Asian Canadian arts and culture magazine, Ricepaper, published an article in 2010 on the art of furoshiki – a type of traditional Japanese wrapping cloth used in various folding patterns to transport clothes, gifts, or other goods. According to research furoshiki dates back as far as the Nara period, with its name, meaning "bath spread" derived from the Edo period practice of using them to bundle clothes while at the sentō (public baths). Over time, the furoshiki’s usage extended to serve as a means for merchants to transport their wares or to protect and decorate a gift. Modern furoshiki can be made out of a variety of cloths, including silk, chirimen, cotton, rayon, and nylon. It is not most commonly seen used to wrap and transport lunch boxes (bento) and often double as a table mat. On March 6, 2006, the Japanese Minister of the Environment, Yuriko Koike, created a furoshiki cloth in an effort to promote its use across the modern world.
Here is a great visual guide from the The Japanese Ministry of the Environment
showing how to wrap all sorts of gift items.

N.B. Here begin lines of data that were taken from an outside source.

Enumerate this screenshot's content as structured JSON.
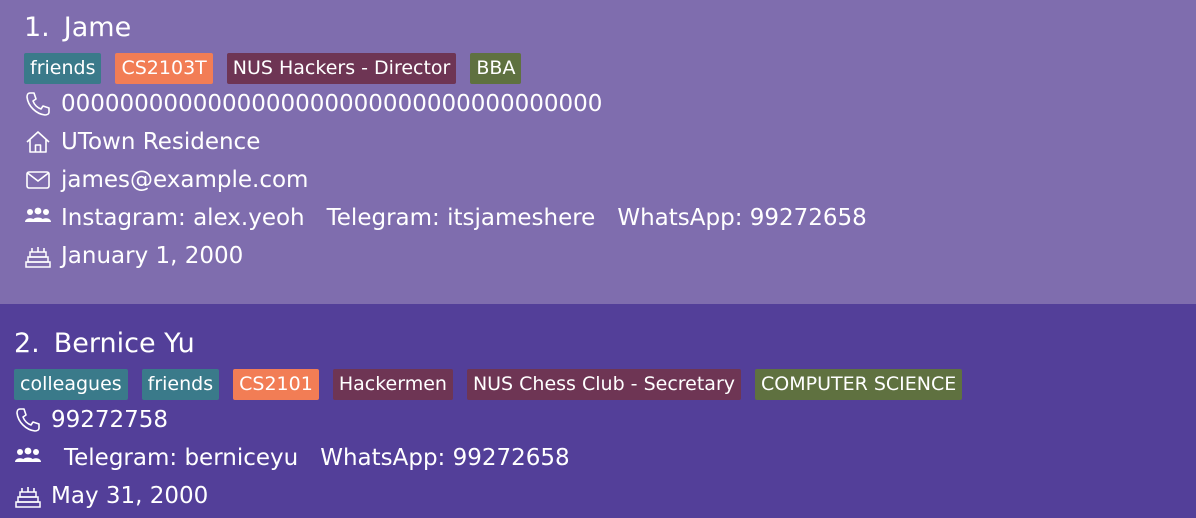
{
  "colors": {
    "card1_bg": "#7f6dae",
    "card2_bg": "#533f99",
    "tag_teal": "#3a7a8a",
    "tag_orange": "#f27d55",
    "tag_maroon": "#6e3554",
    "tag_green": "#5f7140"
  },
  "persons": [
    {
      "index": "1.",
      "name": "Jame",
      "tags": [
        {
          "label": "friends",
          "color": "teal"
        },
        {
          "label": "CS2103T",
          "color": "orange"
        },
        {
          "label": "NUS Hackers - Director",
          "color": "maroon"
        },
        {
          "label": "BBA",
          "color": "green"
        }
      ],
      "phone": "0000000000000000000000000000000000000",
      "address": "UTown Residence",
      "email": "james@example.com",
      "socials": [
        "Instagram: alex.yeoh",
        "Telegram: itsjameshere",
        "WhatsApp: 99272658"
      ],
      "birthday": "January 1, 2000",
      "icons": [
        "phone-icon",
        "home-icon",
        "mail-icon",
        "people-icon",
        "cake-icon"
      ]
    },
    {
      "index": "2.",
      "name": "Bernice Yu",
      "tags": [
        {
          "label": "colleagues",
          "color": "teal"
        },
        {
          "label": "friends",
          "color": "teal"
        },
        {
          "label": "CS2101",
          "color": "orange"
        },
        {
          "label": "Hackermen",
          "color": "maroon"
        },
        {
          "label": "NUS Chess Club - Secretary",
          "color": "maroon"
        },
        {
          "label": "COMPUTER SCIENCE",
          "color": "green"
        }
      ],
      "phone": "99272758",
      "socials": [
        "Telegram: berniceyu",
        "WhatsApp: 99272658"
      ],
      "birthday": "May 31, 2000",
      "icons": [
        "phone-icon",
        "people-icon",
        "cake-icon"
      ]
    }
  ]
}
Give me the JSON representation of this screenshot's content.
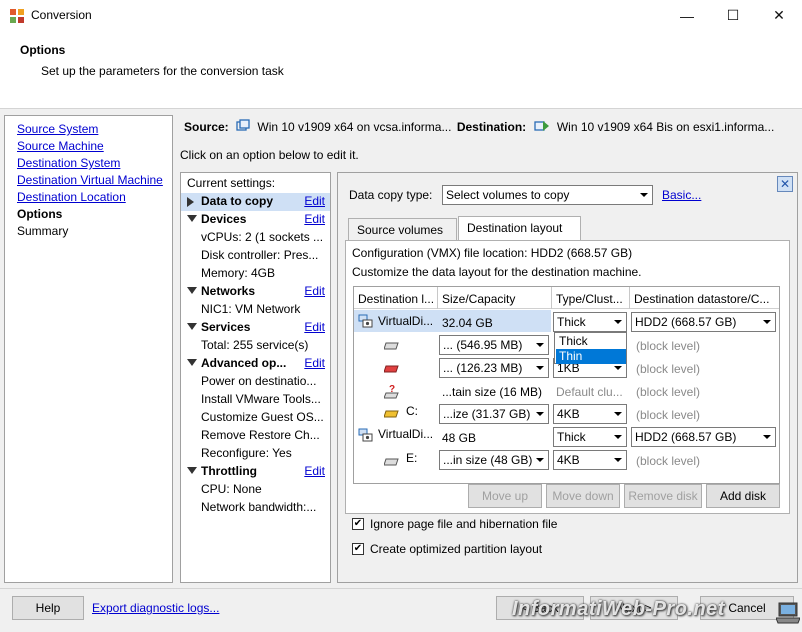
{
  "window": {
    "title": "Conversion",
    "minimize": "—",
    "maximize": "☐",
    "close": "✕"
  },
  "header": {
    "title": "Options",
    "subtitle": "Set up the parameters for the conversion task"
  },
  "nav": {
    "items": [
      {
        "label": "Source System",
        "state": "link"
      },
      {
        "label": "Source Machine",
        "state": "link"
      },
      {
        "label": "Destination System",
        "state": "link"
      },
      {
        "label": "Destination Virtual Machine",
        "state": "link"
      },
      {
        "label": "Destination Location",
        "state": "link"
      },
      {
        "label": "Options",
        "state": "current"
      },
      {
        "label": "Summary",
        "state": "plain"
      }
    ]
  },
  "source_bar": {
    "source_label": "Source:",
    "source_value": "Win 10 v1909 x64 on vcsa.informa...",
    "destination_label": "Destination:",
    "destination_value": "Win 10 v1909 x64 Bis on esxi1.informa..."
  },
  "hint": "Click on an option below to edit it.",
  "settings": {
    "current_label": "Current settings:",
    "edit_label": "Edit",
    "sections": [
      {
        "title": "Data to copy",
        "items": [],
        "selected": true
      },
      {
        "title": "Devices",
        "items": [
          "vCPUs: 2 (1 sockets ...",
          "Disk controller: Pres...",
          "Memory: 4GB"
        ]
      },
      {
        "title": "Networks",
        "items": [
          "NIC1: VM Network"
        ]
      },
      {
        "title": "Services",
        "items": [
          "Total: 255 service(s)"
        ]
      },
      {
        "title": "Advanced op...",
        "items": [
          "Power on destinatio...",
          "Install VMware Tools...",
          "Customize Guest OS...",
          "Remove Restore Ch...",
          "Reconfigure: Yes"
        ]
      },
      {
        "title": "Throttling",
        "items": [
          "CPU: None",
          "Network bandwidth:..."
        ]
      }
    ]
  },
  "data_copy": {
    "type_label": "Data copy type:",
    "type_value": "Select volumes to copy",
    "basic_link": "Basic..."
  },
  "tabs": [
    {
      "label": "Source volumes",
      "active": false
    },
    {
      "label": "Destination layout",
      "active": true
    }
  ],
  "layout": {
    "config_location": "Configuration (VMX) file location: HDD2 (668.57 GB)",
    "customize_text": "Customize the data layout for the destination machine.",
    "columns": [
      "Destination l...",
      "Size/Capacity",
      "Type/Clust...",
      "Destination datastore/C..."
    ],
    "rows": [
      {
        "name": "VirtualDi...",
        "size": "32.04 GB",
        "type": "Thick",
        "datastore": "HDD2 (668.57 GB)",
        "icon": "virtual-disk-icon"
      },
      {
        "name": "",
        "size": "... (546.95 MB)",
        "type": "",
        "datastore": "(block level)",
        "icon": "partition-icon"
      },
      {
        "name": "",
        "size": "... (126.23 MB)",
        "type": "1KB",
        "datastore": "(block level)",
        "icon": "system-partition-icon"
      },
      {
        "name": "",
        "size": "...tain size (16 MB)",
        "type": "Default clu...",
        "datastore": "(block level)",
        "icon": "unknown-partition-icon"
      },
      {
        "name": "C:",
        "size": "...ize (31.37 GB)",
        "type": "4KB",
        "datastore": "(block level)",
        "icon": "volume-c-icon"
      },
      {
        "name": "VirtualDi...",
        "size": "48 GB",
        "type": "Thick",
        "datastore": "HDD2 (668.57 GB)",
        "icon": "virtual-disk-icon"
      },
      {
        "name": "E:",
        "size": "...in size (48 GB)",
        "type": "4KB",
        "datastore": "(block level)",
        "icon": "partition-icon"
      }
    ],
    "dropdown_options": [
      "Thick",
      "Thin"
    ],
    "dropdown_highlight": "Thin"
  },
  "grid_buttons": {
    "move_up": "Move up",
    "move_down": "Move down",
    "remove_disk": "Remove disk",
    "add_disk": "Add disk"
  },
  "options": {
    "ignore_pagefile": "Ignore page file and hibernation file",
    "optimized_layout": "Create optimized partition layout"
  },
  "footer": {
    "help": "Help",
    "export_logs": "Export diagnostic logs...",
    "back": "< Back",
    "next": "Next >",
    "cancel": "Cancel"
  },
  "watermark": "InformatiWeb-Pro.net",
  "colors": {
    "link": "#0000d0",
    "selection": "#cfe0f5",
    "highlight": "#0078d7"
  }
}
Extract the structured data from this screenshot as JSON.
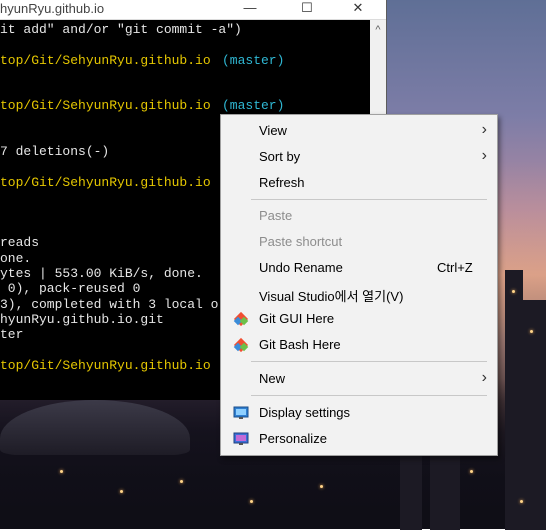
{
  "terminal": {
    "title": "hyunRyu.github.io",
    "scroll_up": "^",
    "lines": [
      "it add\" and/or \"git commit -a\")",
      "top/Git/SehyunRyu.github.io ",
      "(master)",
      "top/Git/SehyunRyu.github.io ",
      "(master)",
      "7 deletions(-)",
      "top/Git/SehyunRyu.github.io",
      "reads",
      "one.",
      "ytes | 553.00 KiB/s, done.",
      " 0), pack-reused 0",
      "3), completed with 3 local o",
      "hyunRyu.github.io.git",
      "ter",
      "top/Git/SehyunRyu.github.io"
    ],
    "window_buttons": {
      "minimize": "—",
      "maximize": "☐",
      "close": "✕"
    }
  },
  "context_menu": {
    "items": [
      {
        "label": "View",
        "submenu": true,
        "enabled": true
      },
      {
        "label": "Sort by",
        "submenu": true,
        "enabled": true
      },
      {
        "label": "Refresh",
        "enabled": true
      },
      {
        "label": "Paste",
        "enabled": false
      },
      {
        "label": "Paste shortcut",
        "enabled": false
      },
      {
        "label": "Undo Rename",
        "shortcut": "Ctrl+Z",
        "enabled": true
      },
      {
        "label": "Visual Studio에서 열기(V)",
        "enabled": true
      },
      {
        "label": "Git GUI Here",
        "icon": "git-icon",
        "enabled": true
      },
      {
        "label": "Git Bash Here",
        "icon": "git-icon",
        "enabled": true
      },
      {
        "label": "New",
        "submenu": true,
        "enabled": true
      },
      {
        "label": "Display settings",
        "icon": "display-icon",
        "enabled": true
      },
      {
        "label": "Personalize",
        "icon": "personalize-icon",
        "enabled": true
      }
    ],
    "chevron": "›"
  },
  "colors": {
    "prompt_yellow": "#e5c700",
    "branch_cyan": "#2fb7d3",
    "menu_bg": "#f2f2f2"
  }
}
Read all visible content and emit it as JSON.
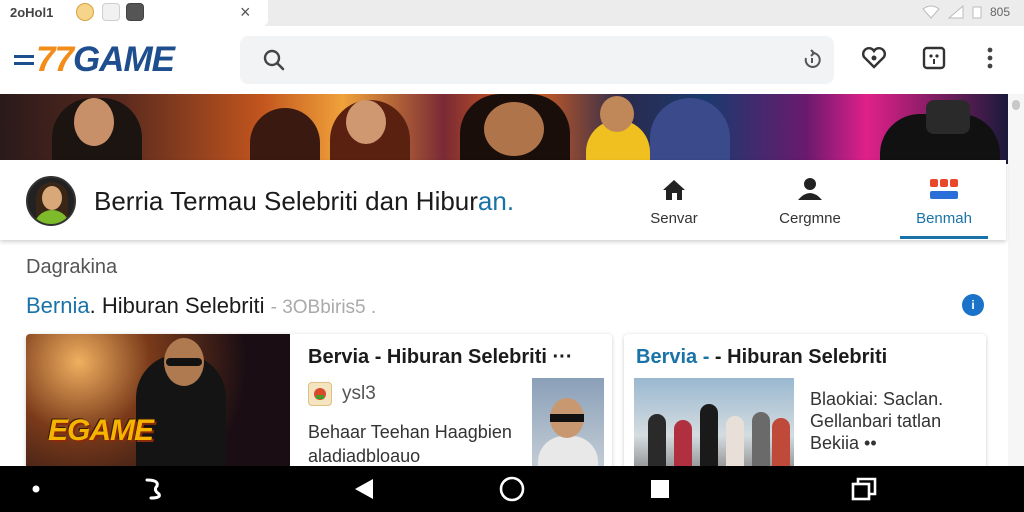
{
  "status_bar": {
    "time": "2oHol1",
    "clock": "805"
  },
  "toolbar": {
    "logo_seven": "77",
    "logo_word": "GAME"
  },
  "nav_card": {
    "title_main": "Berria Termau Selebriti dan Hibur",
    "title_accent": "an.",
    "tabs": [
      {
        "label": "Senvar",
        "icon": "home-icon"
      },
      {
        "label": "Cergmne",
        "icon": "person-icon"
      },
      {
        "label": "Benmah",
        "icon": "grid-icon",
        "active": true
      }
    ]
  },
  "section": {
    "caption": "Dagrakina",
    "heading_accent": "Bernia",
    "heading_main": ". Hiburan Selebriti",
    "heading_dim": "- 3OBbiris5 ."
  },
  "cards": [
    {
      "thumb_logo": "EGAME",
      "title": "Bervia - Hiburan Selebriti ···",
      "meta": "ysl3",
      "desc_line1": "Behaar Teehan Haagbien",
      "desc_line2": "aladiadbloauo"
    },
    {
      "title_accent": "Bervia -",
      "title_main": " - Hiburan Selebriti",
      "desc_line1": "Blaokiai: Saclan.",
      "desc_line2": "Gellanbari tatlan",
      "desc_line3": "Bekiia ••"
    }
  ],
  "colors": {
    "accent": "#1a73a8",
    "logo_orange": "#f28c1a",
    "logo_blue": "#1f4e8f",
    "navbar": "#000000"
  }
}
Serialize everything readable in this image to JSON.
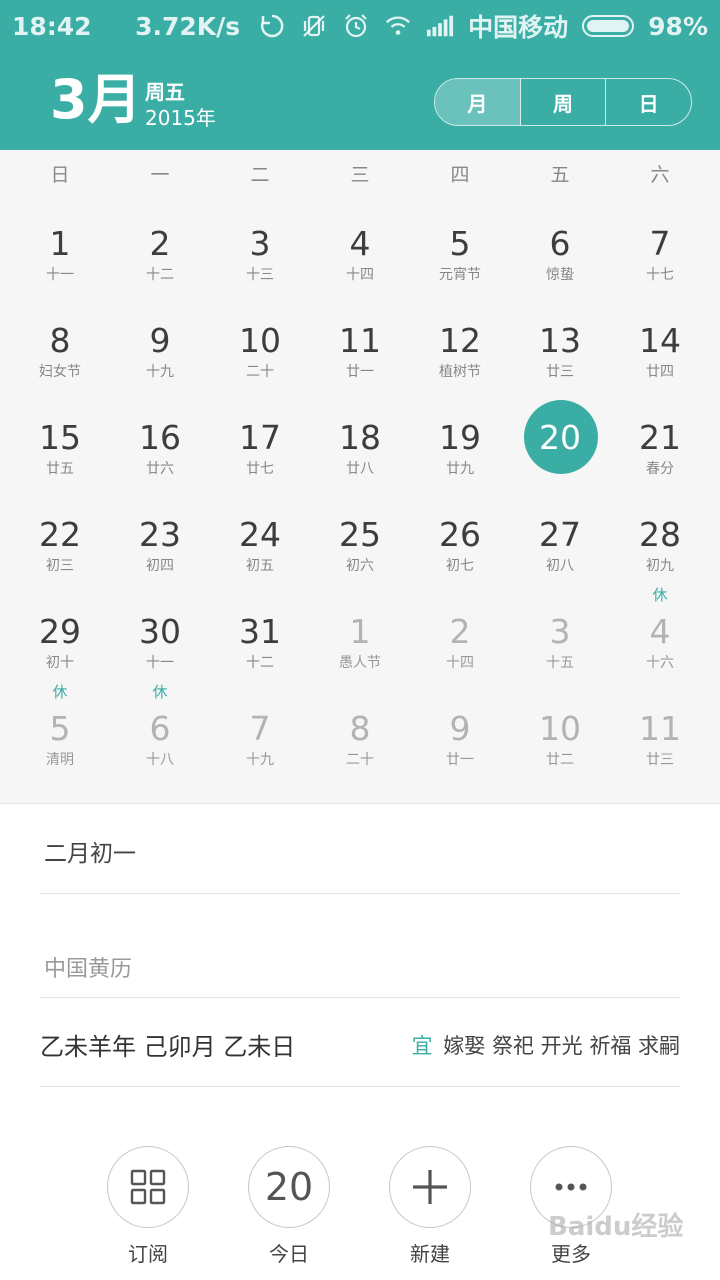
{
  "status_bar": {
    "time": "18:42",
    "speed": "3.72K/s",
    "carrier": "中国移动",
    "battery": "98%",
    "icons": [
      "sync-icon",
      "mute-icon",
      "alarm-icon",
      "wifi-icon",
      "signal-icon",
      "battery-icon"
    ]
  },
  "header": {
    "month": "3月",
    "weekday": "周五",
    "year": "2015年",
    "view_tabs": [
      "月",
      "周",
      "日"
    ],
    "active_tab": "月",
    "accent_color": "#3aada5"
  },
  "calendar": {
    "weekdays": [
      "日",
      "一",
      "二",
      "三",
      "四",
      "五",
      "六"
    ],
    "selected_day": "20",
    "weeks": [
      [
        {
          "day": "1",
          "lunar": "十一",
          "rest": ""
        },
        {
          "day": "2",
          "lunar": "十二",
          "rest": ""
        },
        {
          "day": "3",
          "lunar": "十三",
          "rest": ""
        },
        {
          "day": "4",
          "lunar": "十四",
          "rest": ""
        },
        {
          "day": "5",
          "lunar": "元宵节",
          "rest": ""
        },
        {
          "day": "6",
          "lunar": "惊蛰",
          "rest": ""
        },
        {
          "day": "7",
          "lunar": "十七",
          "rest": ""
        }
      ],
      [
        {
          "day": "8",
          "lunar": "妇女节",
          "rest": ""
        },
        {
          "day": "9",
          "lunar": "十九",
          "rest": ""
        },
        {
          "day": "10",
          "lunar": "二十",
          "rest": ""
        },
        {
          "day": "11",
          "lunar": "廿一",
          "rest": ""
        },
        {
          "day": "12",
          "lunar": "植树节",
          "rest": ""
        },
        {
          "day": "13",
          "lunar": "廿三",
          "rest": ""
        },
        {
          "day": "14",
          "lunar": "廿四",
          "rest": ""
        }
      ],
      [
        {
          "day": "15",
          "lunar": "廿五",
          "rest": ""
        },
        {
          "day": "16",
          "lunar": "廿六",
          "rest": ""
        },
        {
          "day": "17",
          "lunar": "廿七",
          "rest": ""
        },
        {
          "day": "18",
          "lunar": "廿八",
          "rest": ""
        },
        {
          "day": "19",
          "lunar": "廿九",
          "rest": ""
        },
        {
          "day": "20",
          "lunar": "",
          "rest": "",
          "today": true
        },
        {
          "day": "21",
          "lunar": "春分",
          "rest": ""
        }
      ],
      [
        {
          "day": "22",
          "lunar": "初三",
          "rest": ""
        },
        {
          "day": "23",
          "lunar": "初四",
          "rest": ""
        },
        {
          "day": "24",
          "lunar": "初五",
          "rest": ""
        },
        {
          "day": "25",
          "lunar": "初六",
          "rest": ""
        },
        {
          "day": "26",
          "lunar": "初七",
          "rest": ""
        },
        {
          "day": "27",
          "lunar": "初八",
          "rest": ""
        },
        {
          "day": "28",
          "lunar": "初九",
          "rest": ""
        }
      ],
      [
        {
          "day": "29",
          "lunar": "初十",
          "rest": ""
        },
        {
          "day": "30",
          "lunar": "十一",
          "rest": ""
        },
        {
          "day": "31",
          "lunar": "十二",
          "rest": ""
        },
        {
          "day": "1",
          "lunar": "愚人节",
          "rest": "",
          "other": true
        },
        {
          "day": "2",
          "lunar": "十四",
          "rest": "",
          "other": true
        },
        {
          "day": "3",
          "lunar": "十五",
          "rest": "",
          "other": true
        },
        {
          "day": "4",
          "lunar": "十六",
          "rest": "休",
          "other": true
        }
      ],
      [
        {
          "day": "5",
          "lunar": "清明",
          "rest": "休",
          "other": true
        },
        {
          "day": "6",
          "lunar": "十八",
          "rest": "休",
          "other": true
        },
        {
          "day": "7",
          "lunar": "十九",
          "rest": "",
          "other": true
        },
        {
          "day": "8",
          "lunar": "二十",
          "rest": "",
          "other": true
        },
        {
          "day": "9",
          "lunar": "廿一",
          "rest": "",
          "other": true
        },
        {
          "day": "10",
          "lunar": "廿二",
          "rest": "",
          "other": true
        },
        {
          "day": "11",
          "lunar": "廿三",
          "rest": "",
          "other": true
        }
      ]
    ]
  },
  "details": {
    "lunar_date": "二月初一",
    "almanac_title": "中国黄历",
    "ganzhi": "乙未羊年 己卯月 乙未日",
    "yi_label": "宜",
    "yi_items": "嫁娶 祭祀 开光 祈福 求嗣"
  },
  "actions": {
    "subscribe_label": "订阅",
    "today_label": "今日",
    "today_number": "20",
    "new_label": "新建",
    "more_label": "更多"
  },
  "watermark": "Baidu经验"
}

This holiday season, rather than wrapping your gifts in paper that gets torn and tossed after a single use, why not try furoshiki instead. Make your own cloths out of fabric, or use tea-towels or scarves that can be enjoyed by the gift recipient or reused at a later date. Let's make an effort this season to not only give to one another, but to also give back to the environment.